**** SUPPLIED DATA

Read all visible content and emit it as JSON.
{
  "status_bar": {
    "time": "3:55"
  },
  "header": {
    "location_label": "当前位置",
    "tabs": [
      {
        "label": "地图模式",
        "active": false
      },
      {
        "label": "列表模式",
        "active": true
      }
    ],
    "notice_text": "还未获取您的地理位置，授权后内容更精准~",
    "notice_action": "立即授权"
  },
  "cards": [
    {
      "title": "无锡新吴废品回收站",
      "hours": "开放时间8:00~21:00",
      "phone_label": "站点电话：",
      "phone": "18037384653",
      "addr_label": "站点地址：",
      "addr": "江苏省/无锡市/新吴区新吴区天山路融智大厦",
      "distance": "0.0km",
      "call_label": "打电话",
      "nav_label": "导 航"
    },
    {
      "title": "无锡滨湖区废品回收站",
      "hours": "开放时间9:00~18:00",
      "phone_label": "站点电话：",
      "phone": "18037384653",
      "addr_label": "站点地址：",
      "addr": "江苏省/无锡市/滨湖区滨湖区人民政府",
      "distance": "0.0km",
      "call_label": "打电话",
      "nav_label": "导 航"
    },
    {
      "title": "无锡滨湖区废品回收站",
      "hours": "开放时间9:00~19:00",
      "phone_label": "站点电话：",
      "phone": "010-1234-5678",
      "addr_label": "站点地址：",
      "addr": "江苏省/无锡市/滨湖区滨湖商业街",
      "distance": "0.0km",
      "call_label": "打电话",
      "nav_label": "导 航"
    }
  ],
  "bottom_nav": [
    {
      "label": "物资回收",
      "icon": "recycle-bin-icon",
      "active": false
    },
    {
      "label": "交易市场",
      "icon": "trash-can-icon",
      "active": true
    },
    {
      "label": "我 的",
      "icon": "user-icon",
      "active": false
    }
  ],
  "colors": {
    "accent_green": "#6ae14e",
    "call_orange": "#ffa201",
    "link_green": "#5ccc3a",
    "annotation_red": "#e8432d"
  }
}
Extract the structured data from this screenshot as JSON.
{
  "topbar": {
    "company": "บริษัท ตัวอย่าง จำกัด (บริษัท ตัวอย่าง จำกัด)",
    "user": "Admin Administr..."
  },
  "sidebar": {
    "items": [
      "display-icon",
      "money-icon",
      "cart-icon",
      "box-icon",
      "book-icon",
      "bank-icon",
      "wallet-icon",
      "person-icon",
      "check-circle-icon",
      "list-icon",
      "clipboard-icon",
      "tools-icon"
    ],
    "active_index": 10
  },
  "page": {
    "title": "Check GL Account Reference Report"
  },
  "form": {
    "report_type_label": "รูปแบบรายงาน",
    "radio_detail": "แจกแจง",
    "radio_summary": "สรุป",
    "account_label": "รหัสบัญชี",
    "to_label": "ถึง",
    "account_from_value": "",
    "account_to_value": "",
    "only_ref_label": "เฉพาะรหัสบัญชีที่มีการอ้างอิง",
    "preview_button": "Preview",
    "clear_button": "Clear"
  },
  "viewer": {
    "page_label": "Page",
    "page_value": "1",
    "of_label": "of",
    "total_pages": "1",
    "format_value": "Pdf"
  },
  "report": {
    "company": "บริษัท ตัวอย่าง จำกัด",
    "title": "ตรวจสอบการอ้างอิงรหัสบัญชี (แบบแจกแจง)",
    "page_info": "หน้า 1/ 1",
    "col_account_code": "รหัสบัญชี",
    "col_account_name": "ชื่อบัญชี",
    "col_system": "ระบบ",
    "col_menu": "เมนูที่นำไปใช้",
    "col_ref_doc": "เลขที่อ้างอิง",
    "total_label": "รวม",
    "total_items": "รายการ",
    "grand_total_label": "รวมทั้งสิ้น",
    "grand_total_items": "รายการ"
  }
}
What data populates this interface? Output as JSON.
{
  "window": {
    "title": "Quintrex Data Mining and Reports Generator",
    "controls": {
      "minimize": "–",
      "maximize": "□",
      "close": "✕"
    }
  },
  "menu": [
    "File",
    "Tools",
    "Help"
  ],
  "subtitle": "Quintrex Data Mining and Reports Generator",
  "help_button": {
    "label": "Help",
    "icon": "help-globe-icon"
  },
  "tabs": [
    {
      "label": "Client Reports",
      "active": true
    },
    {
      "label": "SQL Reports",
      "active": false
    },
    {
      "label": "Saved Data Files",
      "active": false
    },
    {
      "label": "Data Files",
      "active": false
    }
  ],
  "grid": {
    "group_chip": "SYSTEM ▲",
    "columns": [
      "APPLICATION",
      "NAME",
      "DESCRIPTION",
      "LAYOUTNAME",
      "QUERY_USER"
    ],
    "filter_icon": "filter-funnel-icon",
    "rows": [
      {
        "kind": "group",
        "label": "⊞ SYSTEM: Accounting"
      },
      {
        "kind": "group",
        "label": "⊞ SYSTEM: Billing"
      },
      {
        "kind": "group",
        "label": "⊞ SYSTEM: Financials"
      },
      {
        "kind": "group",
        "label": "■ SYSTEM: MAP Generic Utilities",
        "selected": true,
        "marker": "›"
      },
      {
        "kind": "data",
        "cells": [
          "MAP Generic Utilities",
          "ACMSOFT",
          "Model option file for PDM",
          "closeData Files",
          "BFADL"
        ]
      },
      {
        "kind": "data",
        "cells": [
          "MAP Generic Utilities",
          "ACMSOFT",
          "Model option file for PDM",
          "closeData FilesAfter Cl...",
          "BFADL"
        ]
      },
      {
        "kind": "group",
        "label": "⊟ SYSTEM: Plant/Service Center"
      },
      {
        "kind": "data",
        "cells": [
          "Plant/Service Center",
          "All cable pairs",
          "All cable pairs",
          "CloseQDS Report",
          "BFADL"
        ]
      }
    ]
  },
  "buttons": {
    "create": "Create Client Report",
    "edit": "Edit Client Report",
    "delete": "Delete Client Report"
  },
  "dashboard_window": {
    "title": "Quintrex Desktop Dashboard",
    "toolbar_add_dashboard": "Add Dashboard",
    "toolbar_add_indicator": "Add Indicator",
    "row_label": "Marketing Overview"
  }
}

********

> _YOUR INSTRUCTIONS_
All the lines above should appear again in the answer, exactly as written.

> _ANSWER SPACE_
Read all visible content and emit it as JSON.
{
  "status_bar": {
    "time": "3:55"
  },
  "header": {
    "location_label": "当前位置",
    "tabs": [
      {
        "label": "地图模式",
        "active": false
      },
      {
        "label": "列表模式",
        "active": true
      }
    ],
    "notice_text": "还未获取您的地理位置，授权后内容更精准~",
    "notice_action": "立即授权"
  },
  "cards": [
    {
      "title": "无锡新吴废品回收站",
      "hours": "开放时间8:00~21:00",
      "phone_label": "站点电话：",
      "phone": "18037384653",
      "addr_label": "站点地址：",
      "addr": "江苏省/无锡市/新吴区新吴区天山路融智大厦",
      "distance": "0.0km",
      "call_label": "打电话",
      "nav_label": "导 航"
    },
    {
      "title": "无锡滨湖区废品回收站",
      "hours": "开放时间9:00~18:00",
      "phone_label": "站点电话：",
      "phone": "18037384653",
      "addr_label": "站点地址：",
      "addr": "江苏省/无锡市/滨湖区滨湖区人民政府",
      "distance": "0.0km",
      "call_label": "打电话",
      "nav_label": "导 航"
    },
    {
      "title": "无锡滨湖区废品回收站",
      "hours": "开放时间9:00~19:00",
      "phone_label": "站点电话：",
      "phone": "010-1234-5678",
      "addr_label": "站点地址：",
      "addr": "江苏省/无锡市/滨湖区滨湖商业街",
      "distance": "0.0km",
      "call_label": "打电话",
      "nav_label": "导 航"
    }
  ],
  "bottom_nav": [
    {
      "label": "物资回收",
      "icon": "recycle-bin-icon",
      "active": false
    },
    {
      "label": "交易市场",
      "icon": "trash-can-icon",
      "active": true
    },
    {
      "label": "我 的",
      "icon": "user-icon",
      "active": false
    }
  ],
  "colors": {
    "accent_green": "#6ae14e",
    "call_orange": "#ffa201",
    "link_green": "#5ccc3a",
    "annotation_red": "#e8432d"
  }
}
Extract the structured data from this screenshot as JSON.
{
  "topbar": {
    "company": "บริษัท ตัวอย่าง จำกัด (บริษัท ตัวอย่าง จำกัด)",
    "user": "Admin Administr..."
  },
  "sidebar": {
    "items": [
      "display-icon",
      "money-icon",
      "cart-icon",
      "box-icon",
      "book-icon",
      "bank-icon",
      "wallet-icon",
      "person-icon",
      "check-circle-icon",
      "list-icon",
      "clipboard-icon",
      "tools-icon"
    ],
    "active_index": 10
  },
  "page": {
    "title": "Check GL Account Reference Report"
  },
  "form": {
    "report_type_label": "รูปแบบรายงาน",
    "radio_detail": "แจกแจง",
    "radio_summary": "สรุป",
    "account_label": "รหัสบัญชี",
    "to_label": "ถึง",
    "account_from_value": "",
    "account_to_value": "",
    "only_ref_label": "เฉพาะรหัสบัญชีที่มีการอ้างอิง",
    "preview_button": "Preview",
    "clear_button": "Clear"
  },
  "viewer": {
    "page_label": "Page",
    "page_value": "1",
    "of_label": "of",
    "total_pages": "1",
    "format_value": "Pdf"
  },
  "report": {
    "company": "บริษัท ตัวอย่าง จำกัด",
    "title": "ตรวจสอบการอ้างอิงรหัสบัญชี (แบบแจกแจง)",
    "page_info": "หน้า 1/ 1",
    "col_account_code": "รหัสบัญชี",
    "col_account_name": "ชื่อบัญชี",
    "col_system": "ระบบ",
    "col_menu": "เมนูที่นำไปใช้",
    "col_ref_doc": "เลขที่อ้างอิง",
    "total_label": "รวม",
    "total_items": "รายการ",
    "grand_total_label": "รวมทั้งสิ้น",
    "grand_total_items": "รายการ"
  }
}
What data populates this interface? Output as JSON.
{
  "window": {
    "title": "Quintrex Data Mining and Reports Generator",
    "controls": {
      "minimize": "–",
      "maximize": "□",
      "close": "✕"
    }
  },
  "menu": [
    "File",
    "Tools",
    "Help"
  ],
  "subtitle": "Quintrex Data Mining and Reports Generator",
  "help_button": {
    "label": "Help",
    "icon": "help-globe-icon"
  },
  "tabs": [
    {
      "label": "Client Reports",
      "active": true
    },
    {
      "label": "SQL Reports",
      "active": false
    },
    {
      "label": "Saved Data Files",
      "active": false
    },
    {
      "label": "Data Files",
      "active": false
    }
  ],
  "grid": {
    "group_chip": "SYSTEM ▲",
    "columns": [
      "APPLICATION",
      "NAME",
      "DESCRIPTION",
      "LAYOUTNAME",
      "QUERY_USER"
    ],
    "filter_icon": "filter-funnel-icon",
    "rows": [
      {
        "kind": "group",
        "label": "⊞ SYSTEM: Accounting"
      },
      {
        "kind": "group",
        "label": "⊞ SYSTEM: Billing"
      },
      {
        "kind": "group",
        "label": "⊞ SYSTEM: Financials"
      },
      {
        "kind": "group",
        "label": "■ SYSTEM: MAP Generic Utilities",
        "selected": true,
        "marker": "›"
      },
      {
        "kind": "data",
        "cells": [
          "MAP Generic Utilities",
          "ACMSOFT",
          "Model option file for PDM",
          "closeData Files",
          "BFADL"
        ]
      },
      {
        "kind": "data",
        "cells": [
          "MAP Generic Utilities",
          "ACMSOFT",
          "Model option file for PDM",
          "closeData FilesAfter Cl...",
          "BFADL"
        ]
      },
      {
        "kind": "group",
        "label": "⊟ SYSTEM: Plant/Service Center"
      },
      {
        "kind": "data",
        "cells": [
          "Plant/Service Center",
          "All cable pairs",
          "All cable pairs",
          "CloseQDS Report",
          "BFADL"
        ]
      }
    ]
  },
  "buttons": {
    "create": "Create Client Report",
    "edit": "Edit Client Report",
    "delete": "Delete Client Report"
  },
  "dashboard_window": {
    "title": "Quintrex Desktop Dashboard",
    "toolbar_add_dashboard": "Add Dashboard",
    "toolbar_add_indicator": "Add Indicator",
    "row_label": "Marketing Overview"
  }
}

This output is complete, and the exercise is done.